## EXERCISE BRIEF:
Count lines with "dislikes" below; give only the number.
☆ ☆ ☆
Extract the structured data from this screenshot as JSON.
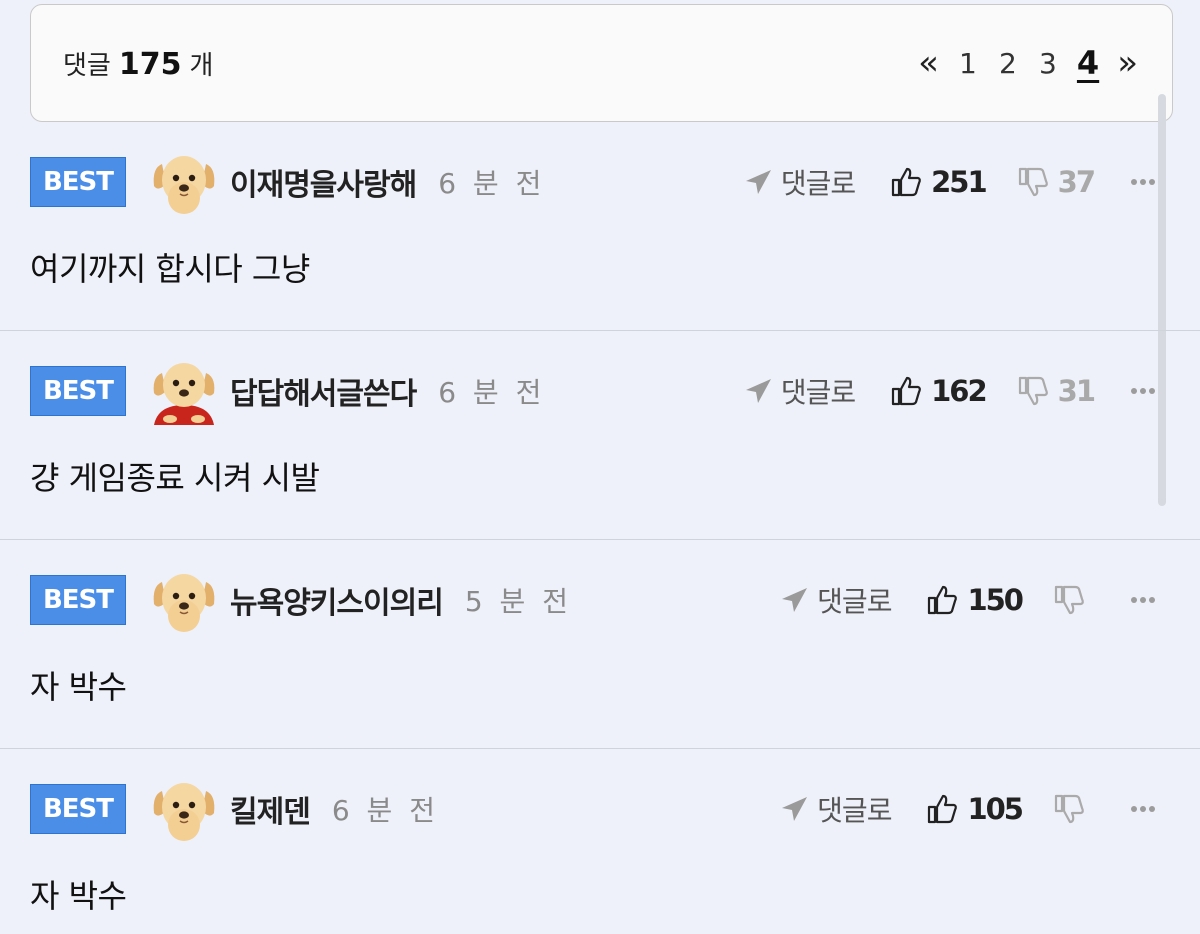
{
  "header": {
    "count_prefix": "댓글",
    "count": "175",
    "count_suffix": "개",
    "pager": {
      "first": "«",
      "pages": [
        "1",
        "2",
        "3",
        "4"
      ],
      "current": "4",
      "last": "»"
    }
  },
  "comments": [
    {
      "badge": "BEST",
      "nick": "이재명을사랑해",
      "time": "6 분 전",
      "reply_label": "댓글로",
      "likes": "251",
      "dislikes": "37",
      "text": "여기까지 합시다 그냥",
      "avatar": "puppy-icon"
    },
    {
      "badge": "BEST",
      "nick": "답답해서글쓴다",
      "time": "6 분 전",
      "reply_label": "댓글로",
      "likes": "162",
      "dislikes": "31",
      "text": "걍 게임종료 시켜 시발",
      "avatar": "puppy-cape-icon"
    },
    {
      "badge": "BEST",
      "nick": "뉴욕양키스이의리",
      "time": "5 분 전",
      "reply_label": "댓글로",
      "likes": "150",
      "dislikes": "",
      "text": "자 박수",
      "avatar": "puppy-icon"
    },
    {
      "badge": "BEST",
      "nick": "킬제덴",
      "time": "6 분 전",
      "reply_label": "댓글로",
      "likes": "105",
      "dislikes": "",
      "text": "자 박수",
      "avatar": "puppy-icon"
    }
  ],
  "colors": {
    "best_badge": "#4a8ee8",
    "background": "#eef1f9"
  }
}
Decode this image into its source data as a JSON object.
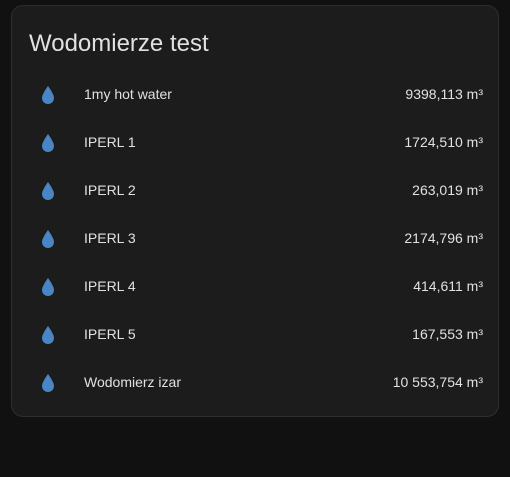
{
  "card": {
    "title": "Wodomierze test"
  },
  "entities": [
    {
      "icon": "water-drop-icon",
      "name": "1my hot water",
      "value": "9398,113 m³"
    },
    {
      "icon": "water-drop-icon",
      "name": "IPERL 1",
      "value": "1724,510 m³"
    },
    {
      "icon": "water-drop-icon",
      "name": "IPERL 2",
      "value": "263,019 m³"
    },
    {
      "icon": "water-drop-icon",
      "name": "IPERL 3",
      "value": "2174,796 m³"
    },
    {
      "icon": "water-drop-icon",
      "name": "IPERL 4",
      "value": "414,611 m³"
    },
    {
      "icon": "water-drop-icon",
      "name": "IPERL 5",
      "value": "167,553 m³"
    },
    {
      "icon": "water-drop-icon",
      "name": "Wodomierz izar",
      "value": "10 553,754 m³"
    }
  ],
  "colors": {
    "background": "#111111",
    "card": "#1c1c1c",
    "icon": "#4a86c6",
    "text": "#e1e1e1"
  }
}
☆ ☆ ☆
## RESULT OF THIS EXERCISE:
4